Records:
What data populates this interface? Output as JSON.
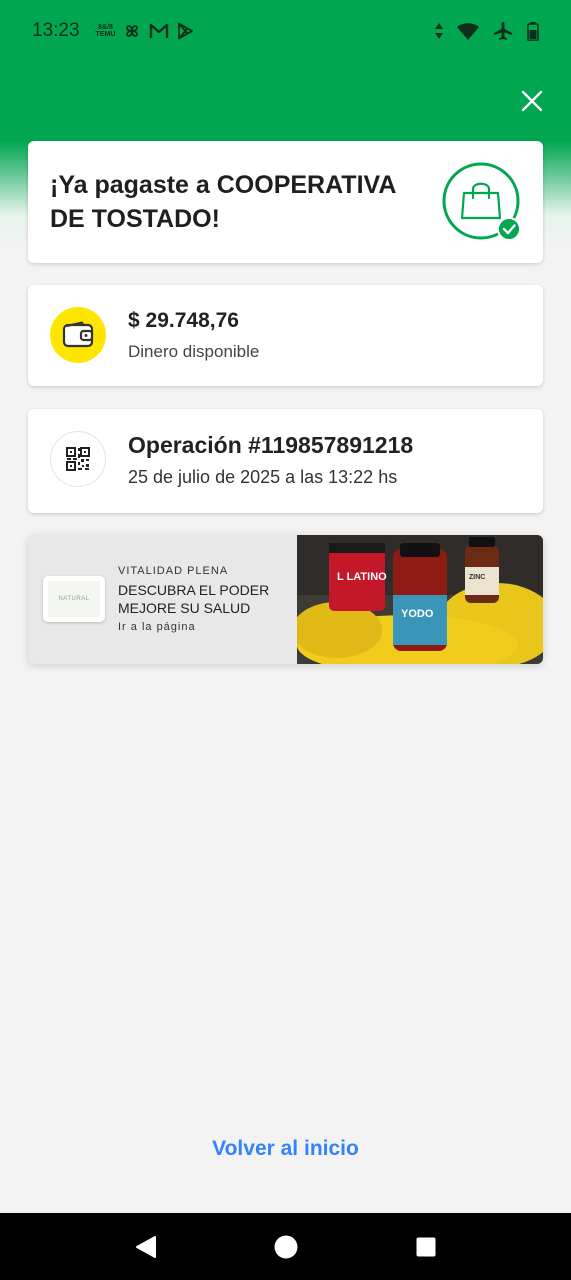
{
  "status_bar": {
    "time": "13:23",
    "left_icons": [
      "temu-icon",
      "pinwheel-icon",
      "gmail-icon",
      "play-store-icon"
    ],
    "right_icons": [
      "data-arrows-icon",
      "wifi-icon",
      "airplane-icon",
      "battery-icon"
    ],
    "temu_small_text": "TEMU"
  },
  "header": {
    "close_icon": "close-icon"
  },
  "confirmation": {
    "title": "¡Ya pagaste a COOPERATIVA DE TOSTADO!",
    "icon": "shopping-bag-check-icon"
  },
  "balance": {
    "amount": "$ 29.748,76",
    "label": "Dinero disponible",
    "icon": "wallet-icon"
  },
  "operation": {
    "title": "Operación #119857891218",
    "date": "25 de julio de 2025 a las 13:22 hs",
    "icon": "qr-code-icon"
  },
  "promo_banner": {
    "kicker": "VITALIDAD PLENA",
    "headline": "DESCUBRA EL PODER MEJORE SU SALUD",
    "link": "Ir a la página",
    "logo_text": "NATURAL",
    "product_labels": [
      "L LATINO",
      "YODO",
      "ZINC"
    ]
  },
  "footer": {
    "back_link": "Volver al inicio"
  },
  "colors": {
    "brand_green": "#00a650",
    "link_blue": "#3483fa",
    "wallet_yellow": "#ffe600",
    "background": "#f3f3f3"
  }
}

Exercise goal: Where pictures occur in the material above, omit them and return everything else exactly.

Reply:
What data populates this interface? Output as JSON.
{
  "status_bar": {
    "time": "13:23",
    "left_icons": [
      "temu-icon",
      "pinwheel-icon",
      "gmail-icon",
      "play-store-icon"
    ],
    "right_icons": [
      "data-arrows-icon",
      "wifi-icon",
      "airplane-icon",
      "battery-icon"
    ],
    "temu_small_text": "TEMU"
  },
  "header": {
    "close_icon": "close-icon"
  },
  "confirmation": {
    "title": "¡Ya pagaste a COOPERATIVA DE TOSTADO!",
    "icon": "shopping-bag-check-icon"
  },
  "balance": {
    "amount": "$ 29.748,76",
    "label": "Dinero disponible",
    "icon": "wallet-icon"
  },
  "operation": {
    "title": "Operación #119857891218",
    "date": "25 de julio de 2025 a las 13:22 hs",
    "icon": "qr-code-icon"
  },
  "promo_banner": {
    "kicker": "VITALIDAD PLENA",
    "headline": "DESCUBRA EL PODER MEJORE SU SALUD",
    "link": "Ir a la página",
    "logo_text": "NATURAL",
    "product_labels": [
      "L LATINO",
      "YODO",
      "ZINC"
    ]
  },
  "footer": {
    "back_link": "Volver al inicio"
  },
  "colors": {
    "brand_green": "#00a650",
    "link_blue": "#3483fa",
    "wallet_yellow": "#ffe600",
    "background": "#f3f3f3"
  }
}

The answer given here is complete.